The next day my nurse came and my oxygen levels were a little low, but not too low; however, my blood pressure was low for me and it continued to stay low. All week my energy was low and I remained at home for the most part. Because I had all of these weird things happening to me, Dr. Sine ordered the usual tests – echo, EKG, blood work and a PFT. I am grateful to have a Medi-Port and I can just access it in order to blood and anything else I need through IV and the best part is that I can have it accessed at home.
Two weeks ago, while I was having my IVIG infusion, I accidentally spilt water on my Medi-Port site and had to get up to have my nurse change the dressing. I got up and was completely normal. We walked to the kitchen until I was about to sit down. I got extremely dizzy and my heart felt as if I was having a bad case of tachycardia. I felt like I was going to pass out and couldn’t catch my breath. I set my head on my nurses chest and that is all I remember. When I regained consciousness, I was completely confused and had no idea what happened. After I woke up, I became extremely sweaty and nauseous. It wasn’t until the next morning thatI learned that I didn’t exactly pass out, but had a seizure. This was a complete shock to me because I used to have migraine type seizures called, confusional migraines, but I was able to remember everything and respond while having them. I even had about a 30 second warning that I was about to “seize.” This time, I had know post-ictal effects such as inability to walk, except I was unable to remember seizing.
My mom called both my Stanford ACHD doctor and UCLA neurologist and obtained appointments the next week. We obtained the tests ordered by Dr. Sine and went to Stanford to see my cardiologist on Thursday. While there, we also mentioned that we think I had another episode because when I woke up, I had seizure symptoms. Due to uncertain results and multiple symptoms, we followed up with Stanford Pulmonology on Friday. Signs are possibly pointing to exacerbation of my pulmonary hypertension and the discussion of a catheterization was had.
On Sunday, we drove down to UCLA and on Monday we saw my neurologist. She basically said the same thing. She was confident that it was not neurological because I would be having more neurologic symptoms and I would not have recovered so fast. In my heart, I’ve thought it was my PH because of how I’ve been feeling and my symptoms fit.
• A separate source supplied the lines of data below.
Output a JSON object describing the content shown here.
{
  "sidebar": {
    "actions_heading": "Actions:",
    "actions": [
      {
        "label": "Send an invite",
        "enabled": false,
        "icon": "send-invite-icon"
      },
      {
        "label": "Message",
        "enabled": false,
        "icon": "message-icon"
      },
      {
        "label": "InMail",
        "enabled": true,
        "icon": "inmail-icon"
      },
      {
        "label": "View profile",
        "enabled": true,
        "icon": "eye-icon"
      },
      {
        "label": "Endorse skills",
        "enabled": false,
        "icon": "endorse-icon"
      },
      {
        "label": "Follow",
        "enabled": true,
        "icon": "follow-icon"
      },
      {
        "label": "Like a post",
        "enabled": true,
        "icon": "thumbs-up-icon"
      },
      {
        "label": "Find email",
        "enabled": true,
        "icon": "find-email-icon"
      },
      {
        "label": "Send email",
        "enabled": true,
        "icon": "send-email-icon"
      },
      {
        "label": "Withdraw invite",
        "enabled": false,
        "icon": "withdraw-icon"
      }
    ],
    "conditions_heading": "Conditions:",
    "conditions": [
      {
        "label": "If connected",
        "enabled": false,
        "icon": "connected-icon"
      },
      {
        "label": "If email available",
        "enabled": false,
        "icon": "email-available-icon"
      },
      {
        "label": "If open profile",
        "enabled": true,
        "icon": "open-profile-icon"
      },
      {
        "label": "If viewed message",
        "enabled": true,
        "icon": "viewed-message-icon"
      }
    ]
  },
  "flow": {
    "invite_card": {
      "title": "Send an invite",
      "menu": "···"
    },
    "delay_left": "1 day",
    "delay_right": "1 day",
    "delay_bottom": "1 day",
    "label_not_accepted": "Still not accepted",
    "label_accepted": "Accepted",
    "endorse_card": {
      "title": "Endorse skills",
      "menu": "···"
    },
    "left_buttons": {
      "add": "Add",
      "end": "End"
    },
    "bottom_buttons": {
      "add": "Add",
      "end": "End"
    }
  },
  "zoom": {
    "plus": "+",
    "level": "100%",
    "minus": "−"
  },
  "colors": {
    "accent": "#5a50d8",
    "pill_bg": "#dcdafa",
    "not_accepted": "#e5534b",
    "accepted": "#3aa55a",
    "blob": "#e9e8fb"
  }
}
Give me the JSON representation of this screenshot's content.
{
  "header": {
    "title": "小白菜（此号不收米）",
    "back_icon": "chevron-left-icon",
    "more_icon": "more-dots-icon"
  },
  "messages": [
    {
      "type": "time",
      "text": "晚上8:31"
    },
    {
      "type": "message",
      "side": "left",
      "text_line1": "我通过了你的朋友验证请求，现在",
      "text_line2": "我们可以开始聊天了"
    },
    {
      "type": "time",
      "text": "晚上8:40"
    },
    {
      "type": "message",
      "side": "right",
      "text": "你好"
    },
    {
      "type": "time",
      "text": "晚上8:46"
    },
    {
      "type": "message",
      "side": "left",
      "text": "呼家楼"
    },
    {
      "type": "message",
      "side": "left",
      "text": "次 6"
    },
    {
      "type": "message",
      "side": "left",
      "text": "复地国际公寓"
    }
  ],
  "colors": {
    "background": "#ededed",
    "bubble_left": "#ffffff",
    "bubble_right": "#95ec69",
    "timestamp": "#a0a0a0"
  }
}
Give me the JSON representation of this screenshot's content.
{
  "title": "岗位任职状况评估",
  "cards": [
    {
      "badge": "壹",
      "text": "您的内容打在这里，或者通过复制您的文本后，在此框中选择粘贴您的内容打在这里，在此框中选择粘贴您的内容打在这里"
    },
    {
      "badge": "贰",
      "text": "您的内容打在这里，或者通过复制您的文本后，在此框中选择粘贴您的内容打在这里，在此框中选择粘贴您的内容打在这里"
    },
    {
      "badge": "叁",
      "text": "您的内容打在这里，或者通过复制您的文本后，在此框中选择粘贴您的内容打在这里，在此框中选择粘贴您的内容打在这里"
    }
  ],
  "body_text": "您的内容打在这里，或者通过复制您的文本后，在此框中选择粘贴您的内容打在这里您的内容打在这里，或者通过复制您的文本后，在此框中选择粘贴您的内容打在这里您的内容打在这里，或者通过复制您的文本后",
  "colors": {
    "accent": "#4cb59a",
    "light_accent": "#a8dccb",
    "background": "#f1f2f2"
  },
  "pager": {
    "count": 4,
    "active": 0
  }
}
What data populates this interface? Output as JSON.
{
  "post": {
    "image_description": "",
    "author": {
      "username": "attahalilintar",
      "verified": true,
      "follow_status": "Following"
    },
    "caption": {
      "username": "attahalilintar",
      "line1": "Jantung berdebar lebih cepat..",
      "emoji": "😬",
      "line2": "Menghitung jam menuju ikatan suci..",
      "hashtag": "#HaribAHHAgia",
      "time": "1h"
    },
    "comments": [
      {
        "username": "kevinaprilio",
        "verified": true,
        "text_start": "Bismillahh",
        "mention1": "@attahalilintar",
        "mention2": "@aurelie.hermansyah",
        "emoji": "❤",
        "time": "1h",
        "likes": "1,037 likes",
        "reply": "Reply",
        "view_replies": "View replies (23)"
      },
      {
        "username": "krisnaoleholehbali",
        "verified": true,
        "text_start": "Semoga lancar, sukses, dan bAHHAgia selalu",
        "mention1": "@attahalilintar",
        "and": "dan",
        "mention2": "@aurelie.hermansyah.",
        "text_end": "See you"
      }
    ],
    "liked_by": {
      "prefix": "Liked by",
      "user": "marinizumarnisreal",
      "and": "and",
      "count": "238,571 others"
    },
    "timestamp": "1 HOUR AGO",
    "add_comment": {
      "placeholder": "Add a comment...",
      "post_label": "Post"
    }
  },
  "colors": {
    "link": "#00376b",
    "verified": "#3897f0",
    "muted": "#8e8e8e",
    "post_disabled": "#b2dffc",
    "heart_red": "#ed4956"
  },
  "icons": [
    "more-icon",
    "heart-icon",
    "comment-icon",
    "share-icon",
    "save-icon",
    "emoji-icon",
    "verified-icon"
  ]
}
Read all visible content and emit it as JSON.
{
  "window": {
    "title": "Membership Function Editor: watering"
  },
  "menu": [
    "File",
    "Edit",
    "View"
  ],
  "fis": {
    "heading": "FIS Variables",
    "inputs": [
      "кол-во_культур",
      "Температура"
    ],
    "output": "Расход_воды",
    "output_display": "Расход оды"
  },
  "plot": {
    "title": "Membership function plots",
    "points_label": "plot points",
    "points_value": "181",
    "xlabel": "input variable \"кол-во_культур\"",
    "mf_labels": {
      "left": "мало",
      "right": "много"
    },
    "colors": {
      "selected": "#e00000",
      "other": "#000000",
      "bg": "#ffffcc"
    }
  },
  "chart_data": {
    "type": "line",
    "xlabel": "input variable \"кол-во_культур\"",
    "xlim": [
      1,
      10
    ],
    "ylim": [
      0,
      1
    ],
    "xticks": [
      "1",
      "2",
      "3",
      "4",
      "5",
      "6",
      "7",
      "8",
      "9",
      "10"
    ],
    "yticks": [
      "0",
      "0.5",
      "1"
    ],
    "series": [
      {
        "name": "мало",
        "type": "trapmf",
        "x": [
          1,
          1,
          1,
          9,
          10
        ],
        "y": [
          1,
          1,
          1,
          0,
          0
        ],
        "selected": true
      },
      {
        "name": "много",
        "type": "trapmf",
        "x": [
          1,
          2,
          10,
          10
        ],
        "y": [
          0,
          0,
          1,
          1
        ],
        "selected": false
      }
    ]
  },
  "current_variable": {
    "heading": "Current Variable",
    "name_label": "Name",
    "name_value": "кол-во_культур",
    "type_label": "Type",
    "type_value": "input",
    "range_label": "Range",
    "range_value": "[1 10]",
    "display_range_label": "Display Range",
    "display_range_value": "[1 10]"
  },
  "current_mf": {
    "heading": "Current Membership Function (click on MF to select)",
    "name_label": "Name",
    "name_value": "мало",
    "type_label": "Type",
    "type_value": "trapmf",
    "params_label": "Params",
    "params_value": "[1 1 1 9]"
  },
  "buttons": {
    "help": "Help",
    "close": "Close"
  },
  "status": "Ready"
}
Today, We got word that I will receive a cardiac catheterization procedure on September 15th at Lucile Packard Children’s Hospital to identify any changes from my last one and to determine if any interventions are appropriate.
Historically, I often pick up health changes before medical tests show anything. I am very sensitive to changes in my body that subtle changes aren’t so subtle to me. Regardless, something is definitely wrong. I have been getting worse and worse each week. I can barely get out of bed or have enough energy to do anything else. It could be simply that the wildfires triggered something in my lungs, or worse. However, I am more comfortable knowing I will be having the procedure which is the gold standard to determine real changes in my primary conditions.
We have to figure this out because I refuse to be a sick bride and my wedding is only two months away. I know that its the worse time to get sick again, but at least I have a little time before our wedding. I just want to get better. It’s crazy that my health declined so quickly after such a good run.
My biggest fear is that I will be a sick bride and I can’t bare it. I will continue to update you with news when I have it. Thank you for your love and support.